In a comment in this week’s science journal Nature,
The authors argue that greenhouse gas emissions are not dropping fast enough to meet even the modest goals set out in last year’s Paris Agreement on climate change. They call for a targeted, internationally coordinated effort to identify and solve the scientific, policy and economic challenges standing in the way of widespread adoption of renewable energy.
“Renewable energy … is a difficult, urgent global problem that has been neglected in terms of public research and investment. It requires big thinking, multidisciplinary approaches and supportive policies to compete with existing systems. And it is tightly coupled to global challenges, such as food and water security, poverty and health,” the authors write.
They suggest an approach modeled on the Grand Challenges in Global Health Initiative to combat neglected diseases, launched in 2005 by the Bill & Melinda Gates Foundation, the Wellcome Trust, the Canadian Institutes of Health Research and the Foundation for the US National Institutes of Health. The initiative identified 14 priority areas, including developing a genetic strategy to incapacitate insects that spread diseases such as yellow fever and Zika virus.
The authors suggest that national governments, funding partners, philanthropic foundations and other private-sector actors come together and appoint an international science board of distinguished researchers, policymakers, industry leaders and engaged citizens from developed and developing countries. The board would create a detailed list of renewable energy challenges in areas including energy harvesting and storage, smart grids and transmission, policy levers and economic models.
“Such a shared purpose … would accommodate the many disciplines needed across the natural and social sciences, and galvanize the best investigators – regardless of country – to work together to help solve one of the world’s most pressing problems,” the authors conclude.
The comment, “Renewables need a grand-challenge strategy,” will be published Thursday, Oct. 6 in Nature.
List of authors and co-signatories:
Alan Bernstein, CIFAR President and CEO, Toronto, Canada;
Edward H. Sargent, CIFAR Senior Fellow and Director of the Bio-Inspired Solar Energy Program; and Edward S. Rogers Department of Electrical and Computer Engineering, University of Toronto, Toronto, Canada;
Alán Aspuru-Guzik, CIFAR Senior Fellow, Professor of Chemistry and Chemical Biology, Harvard University, Cambridge, USA;
Richard Cogdell, CIFAR Advisor, Hooker Professor of Botany, University of Glasgow, Glasgow, UK;

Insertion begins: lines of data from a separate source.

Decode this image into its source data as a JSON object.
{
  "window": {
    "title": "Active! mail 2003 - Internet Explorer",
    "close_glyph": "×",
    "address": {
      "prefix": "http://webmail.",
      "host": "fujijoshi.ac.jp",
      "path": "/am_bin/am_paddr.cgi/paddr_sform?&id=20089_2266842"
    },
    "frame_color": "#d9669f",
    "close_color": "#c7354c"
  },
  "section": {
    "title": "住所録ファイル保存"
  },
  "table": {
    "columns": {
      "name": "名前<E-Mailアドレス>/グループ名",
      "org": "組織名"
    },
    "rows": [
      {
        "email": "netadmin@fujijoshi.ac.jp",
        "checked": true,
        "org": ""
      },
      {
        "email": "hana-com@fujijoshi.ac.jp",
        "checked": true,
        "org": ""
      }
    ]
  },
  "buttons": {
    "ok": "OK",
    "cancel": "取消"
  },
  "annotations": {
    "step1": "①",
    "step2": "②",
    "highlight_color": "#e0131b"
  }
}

Graham R Fleming, Melvin Calvin Distinguished Professor of Chemistry, Kavli Energy Nanoscience Institute, UC Berkeley, Molecular Biophysics and Integrated Bio-imaging Division, Lawrence Berkeley National Laboratory, Berkeley, USA;
Rienk Van Grondelle, CIFAR Senior Fellow, Professor of Biophysics, Vrije Universiteit Amsterdam, Amsterdam, The Netherlands;
Mario Molina, Professor, Department of Chemistry and Biochemistry, University of California, San Diego and President, Mario Molina Centre for Strategic Studies on Energy and the Environment, Mexico.
Curtis P. Berlinguette, CIFAR Senior Fellow, Professor of Chemistry and Chemical & Biological Engineering, University of British Columbia, Vancouver, Canada;
Fekadu Beyene, President, Ethiopian Civil Service University, Addis Ababa, Ethiopia;
Kanzunari Domen, Professor of Chemical Systems Engineering, School of Engineering, University of Tokyo, Tokyo, Japan;
Shaffiq Jaffer, VP Corporate Science and Technology Projects, TOTAL American Services, Inc. Boston, USA;
Can Li, Professor, State Key Laboratory of Catalysis, Dalian Institute of Chemical Physics, Chinese Academy of Sciences; Director, Dalian National Laboratory for Clean Energy, Dalian, China;
Gregory D. Scholes, CIFAR Senior Fellow, William S. Tod Professor of Chemistry, Princeton University, Princeton, USA;
Vivian Wing-Wah YAM, Professor of Chemistry, University of Hong Kong, Hong Kong.